The state’s lone provider through ACA, Highmark Blue Cross Blue Shield has registered just over 1,200 in their packages.

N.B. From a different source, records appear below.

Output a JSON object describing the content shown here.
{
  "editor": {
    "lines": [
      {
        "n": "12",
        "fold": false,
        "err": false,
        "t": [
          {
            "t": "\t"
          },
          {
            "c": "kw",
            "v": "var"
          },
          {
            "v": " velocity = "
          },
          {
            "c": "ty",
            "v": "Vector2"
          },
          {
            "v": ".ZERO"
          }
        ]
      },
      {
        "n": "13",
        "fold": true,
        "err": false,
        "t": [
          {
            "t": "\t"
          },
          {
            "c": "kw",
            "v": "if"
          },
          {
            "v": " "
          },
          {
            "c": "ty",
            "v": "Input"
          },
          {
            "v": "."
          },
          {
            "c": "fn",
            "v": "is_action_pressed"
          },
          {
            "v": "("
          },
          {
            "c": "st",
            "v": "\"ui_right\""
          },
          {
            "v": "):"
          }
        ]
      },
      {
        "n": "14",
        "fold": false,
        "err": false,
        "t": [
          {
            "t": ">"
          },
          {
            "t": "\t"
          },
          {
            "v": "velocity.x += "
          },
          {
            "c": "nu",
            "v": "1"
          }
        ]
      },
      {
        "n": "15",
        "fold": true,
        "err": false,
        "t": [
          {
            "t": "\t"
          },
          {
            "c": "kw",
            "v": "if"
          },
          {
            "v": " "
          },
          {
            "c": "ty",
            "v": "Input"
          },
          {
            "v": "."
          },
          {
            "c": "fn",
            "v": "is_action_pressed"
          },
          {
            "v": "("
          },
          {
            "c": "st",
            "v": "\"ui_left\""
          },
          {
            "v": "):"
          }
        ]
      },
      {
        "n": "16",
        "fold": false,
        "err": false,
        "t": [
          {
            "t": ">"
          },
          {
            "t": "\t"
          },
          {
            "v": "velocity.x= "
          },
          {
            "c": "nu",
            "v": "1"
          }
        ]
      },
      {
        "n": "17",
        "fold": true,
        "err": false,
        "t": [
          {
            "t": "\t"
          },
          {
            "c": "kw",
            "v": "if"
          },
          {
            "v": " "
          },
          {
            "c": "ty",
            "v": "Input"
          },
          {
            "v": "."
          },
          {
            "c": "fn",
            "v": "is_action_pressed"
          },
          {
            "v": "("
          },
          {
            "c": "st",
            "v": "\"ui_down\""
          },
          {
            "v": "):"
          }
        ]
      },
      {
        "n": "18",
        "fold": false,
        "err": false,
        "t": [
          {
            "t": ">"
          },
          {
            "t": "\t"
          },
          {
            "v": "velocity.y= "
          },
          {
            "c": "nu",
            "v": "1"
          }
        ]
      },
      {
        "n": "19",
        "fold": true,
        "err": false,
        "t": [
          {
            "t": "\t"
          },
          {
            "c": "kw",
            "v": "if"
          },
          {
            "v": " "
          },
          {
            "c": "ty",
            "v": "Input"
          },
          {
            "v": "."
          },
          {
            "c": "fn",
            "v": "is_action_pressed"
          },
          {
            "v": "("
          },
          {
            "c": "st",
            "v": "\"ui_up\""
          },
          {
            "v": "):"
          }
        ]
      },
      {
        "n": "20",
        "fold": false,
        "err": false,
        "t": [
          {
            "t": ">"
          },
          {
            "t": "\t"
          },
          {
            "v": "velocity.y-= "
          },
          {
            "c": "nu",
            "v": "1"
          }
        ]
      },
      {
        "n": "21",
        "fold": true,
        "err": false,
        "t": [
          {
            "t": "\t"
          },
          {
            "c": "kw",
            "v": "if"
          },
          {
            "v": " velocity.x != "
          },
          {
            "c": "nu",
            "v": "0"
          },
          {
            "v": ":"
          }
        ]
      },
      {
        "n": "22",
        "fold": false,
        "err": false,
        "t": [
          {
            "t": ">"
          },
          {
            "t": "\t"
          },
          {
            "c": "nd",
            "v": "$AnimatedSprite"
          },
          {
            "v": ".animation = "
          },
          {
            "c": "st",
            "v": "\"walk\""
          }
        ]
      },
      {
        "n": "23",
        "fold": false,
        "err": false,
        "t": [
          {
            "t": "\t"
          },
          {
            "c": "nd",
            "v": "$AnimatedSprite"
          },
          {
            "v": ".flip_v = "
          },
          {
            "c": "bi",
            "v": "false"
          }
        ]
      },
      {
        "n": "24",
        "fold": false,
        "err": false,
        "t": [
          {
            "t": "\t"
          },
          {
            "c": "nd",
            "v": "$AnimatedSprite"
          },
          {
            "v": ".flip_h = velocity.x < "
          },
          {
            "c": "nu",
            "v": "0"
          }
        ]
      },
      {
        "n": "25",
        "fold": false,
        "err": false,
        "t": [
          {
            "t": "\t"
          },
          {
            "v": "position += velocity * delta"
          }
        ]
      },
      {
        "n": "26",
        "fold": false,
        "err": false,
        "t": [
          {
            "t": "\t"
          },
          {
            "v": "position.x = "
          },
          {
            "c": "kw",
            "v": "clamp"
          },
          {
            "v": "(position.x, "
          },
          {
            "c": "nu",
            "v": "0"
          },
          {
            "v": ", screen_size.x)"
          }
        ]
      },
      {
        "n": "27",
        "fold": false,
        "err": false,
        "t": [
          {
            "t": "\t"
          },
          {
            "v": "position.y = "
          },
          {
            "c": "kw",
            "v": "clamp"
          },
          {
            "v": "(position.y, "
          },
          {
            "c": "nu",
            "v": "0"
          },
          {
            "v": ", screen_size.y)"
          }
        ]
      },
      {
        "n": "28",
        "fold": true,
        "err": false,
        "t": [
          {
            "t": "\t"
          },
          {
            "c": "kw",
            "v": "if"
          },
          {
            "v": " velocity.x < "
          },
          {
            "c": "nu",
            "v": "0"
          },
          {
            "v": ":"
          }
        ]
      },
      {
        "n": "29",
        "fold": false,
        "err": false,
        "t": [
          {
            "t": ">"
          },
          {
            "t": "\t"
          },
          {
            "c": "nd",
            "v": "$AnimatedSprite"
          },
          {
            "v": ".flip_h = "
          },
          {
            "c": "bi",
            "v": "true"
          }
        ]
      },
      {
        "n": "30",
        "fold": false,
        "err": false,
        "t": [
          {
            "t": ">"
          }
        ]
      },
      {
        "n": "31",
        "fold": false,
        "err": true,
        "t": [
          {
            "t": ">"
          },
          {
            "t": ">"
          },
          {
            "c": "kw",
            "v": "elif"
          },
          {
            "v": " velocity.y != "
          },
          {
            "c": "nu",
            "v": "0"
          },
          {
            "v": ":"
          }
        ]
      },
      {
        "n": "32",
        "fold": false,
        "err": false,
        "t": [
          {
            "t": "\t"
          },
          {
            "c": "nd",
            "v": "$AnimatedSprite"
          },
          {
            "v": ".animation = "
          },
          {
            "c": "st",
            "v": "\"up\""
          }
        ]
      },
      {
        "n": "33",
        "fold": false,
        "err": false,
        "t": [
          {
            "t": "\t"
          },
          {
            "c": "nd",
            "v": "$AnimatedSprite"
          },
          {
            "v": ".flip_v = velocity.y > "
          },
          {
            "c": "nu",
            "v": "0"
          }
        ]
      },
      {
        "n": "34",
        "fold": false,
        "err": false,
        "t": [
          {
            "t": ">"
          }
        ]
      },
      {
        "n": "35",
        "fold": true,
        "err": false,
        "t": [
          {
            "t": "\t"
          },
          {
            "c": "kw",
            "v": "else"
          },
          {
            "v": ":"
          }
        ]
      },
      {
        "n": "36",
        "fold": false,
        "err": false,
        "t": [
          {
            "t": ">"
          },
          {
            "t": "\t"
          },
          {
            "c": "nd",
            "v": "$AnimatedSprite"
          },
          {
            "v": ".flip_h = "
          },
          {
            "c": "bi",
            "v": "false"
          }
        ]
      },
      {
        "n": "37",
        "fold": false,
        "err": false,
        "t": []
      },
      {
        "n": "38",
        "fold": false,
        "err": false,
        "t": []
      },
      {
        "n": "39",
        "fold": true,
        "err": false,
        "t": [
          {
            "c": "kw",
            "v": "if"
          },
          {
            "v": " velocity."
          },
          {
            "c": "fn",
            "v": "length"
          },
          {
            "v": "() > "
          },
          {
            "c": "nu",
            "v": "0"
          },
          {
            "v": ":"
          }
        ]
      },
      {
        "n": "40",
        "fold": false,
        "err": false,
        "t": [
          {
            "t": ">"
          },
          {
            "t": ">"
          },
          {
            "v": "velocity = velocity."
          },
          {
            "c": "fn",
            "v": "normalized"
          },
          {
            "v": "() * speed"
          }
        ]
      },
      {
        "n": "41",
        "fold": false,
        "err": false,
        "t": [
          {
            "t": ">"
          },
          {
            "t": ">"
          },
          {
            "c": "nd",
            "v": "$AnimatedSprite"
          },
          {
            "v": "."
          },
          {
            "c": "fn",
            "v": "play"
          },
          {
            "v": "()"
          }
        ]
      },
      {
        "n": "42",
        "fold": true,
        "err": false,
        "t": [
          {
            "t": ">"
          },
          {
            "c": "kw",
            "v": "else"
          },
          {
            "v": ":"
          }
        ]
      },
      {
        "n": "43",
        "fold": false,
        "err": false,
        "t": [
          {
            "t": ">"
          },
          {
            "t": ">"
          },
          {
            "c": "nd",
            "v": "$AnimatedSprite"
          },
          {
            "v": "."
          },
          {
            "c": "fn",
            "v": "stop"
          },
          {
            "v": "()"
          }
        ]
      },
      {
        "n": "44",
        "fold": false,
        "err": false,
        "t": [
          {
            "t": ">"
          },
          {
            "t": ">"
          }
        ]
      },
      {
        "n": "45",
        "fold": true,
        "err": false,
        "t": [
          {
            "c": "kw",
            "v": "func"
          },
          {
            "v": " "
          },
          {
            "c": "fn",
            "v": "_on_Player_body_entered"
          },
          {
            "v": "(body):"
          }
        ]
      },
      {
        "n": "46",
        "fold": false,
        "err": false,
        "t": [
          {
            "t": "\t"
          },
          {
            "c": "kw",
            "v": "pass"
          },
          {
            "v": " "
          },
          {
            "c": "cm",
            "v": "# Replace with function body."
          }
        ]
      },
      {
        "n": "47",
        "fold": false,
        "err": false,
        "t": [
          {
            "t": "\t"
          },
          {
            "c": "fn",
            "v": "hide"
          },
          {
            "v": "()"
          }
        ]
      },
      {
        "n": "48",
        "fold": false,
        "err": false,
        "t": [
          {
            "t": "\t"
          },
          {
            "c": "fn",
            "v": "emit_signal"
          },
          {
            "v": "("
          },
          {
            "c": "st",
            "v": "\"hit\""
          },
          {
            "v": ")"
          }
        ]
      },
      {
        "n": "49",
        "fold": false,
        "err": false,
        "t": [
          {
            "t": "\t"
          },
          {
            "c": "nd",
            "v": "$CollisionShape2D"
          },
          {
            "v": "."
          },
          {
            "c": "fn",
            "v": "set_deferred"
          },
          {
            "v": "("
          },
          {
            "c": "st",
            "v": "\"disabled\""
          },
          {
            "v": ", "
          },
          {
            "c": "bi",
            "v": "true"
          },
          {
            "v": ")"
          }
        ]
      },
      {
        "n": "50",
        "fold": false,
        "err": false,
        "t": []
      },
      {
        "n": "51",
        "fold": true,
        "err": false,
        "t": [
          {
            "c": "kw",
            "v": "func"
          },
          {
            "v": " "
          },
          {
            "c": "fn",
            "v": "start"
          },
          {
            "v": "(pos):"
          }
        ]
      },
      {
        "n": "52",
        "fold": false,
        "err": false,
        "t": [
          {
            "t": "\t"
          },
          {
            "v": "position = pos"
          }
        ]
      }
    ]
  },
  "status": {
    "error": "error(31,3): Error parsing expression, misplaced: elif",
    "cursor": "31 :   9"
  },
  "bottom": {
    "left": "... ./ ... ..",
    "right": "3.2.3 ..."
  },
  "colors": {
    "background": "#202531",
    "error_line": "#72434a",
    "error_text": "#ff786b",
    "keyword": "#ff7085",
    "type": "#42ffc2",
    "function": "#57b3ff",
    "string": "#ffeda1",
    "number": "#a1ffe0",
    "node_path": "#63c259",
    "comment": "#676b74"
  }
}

There is a fear it isn’t nearly enough to sustain the program.
“Obviously is much lower than they projected or would have liked,” said Perry Bryant of West Virginians for Affordable Health Care. “They were projecting to have 20 to 25,000 and they are less than 10 percent of that.”
Bryant points out more than half of the enrollees in the Highmark plan came on board since December 1. He said that was an indication things were headed in the right direction, but not nearly fast enough.
Bryant blamed some of the frustration and lagging enrollment on the problems with the federal exchange website, but added he thought the Tomblin administration could have done a much better job informing the public about the program.
“An awful lot of people don’t know about this at all,” Bryant said. “The governor’s office could have gotten 100 percent federal funds to operate TV and radio commercials to inform people, but they decided not to do that.”
The decision could come at a heavy price to Highmark since it’s unlikely many of those seeking the initial coverage are young and healthy as so many of the exchange plans depend on.
“There are mechanisms to balance out that risk,” Bryant said. “But there’s a lot of speculation there won’t be enough to make them whole unless we get a lot more people enrolled.”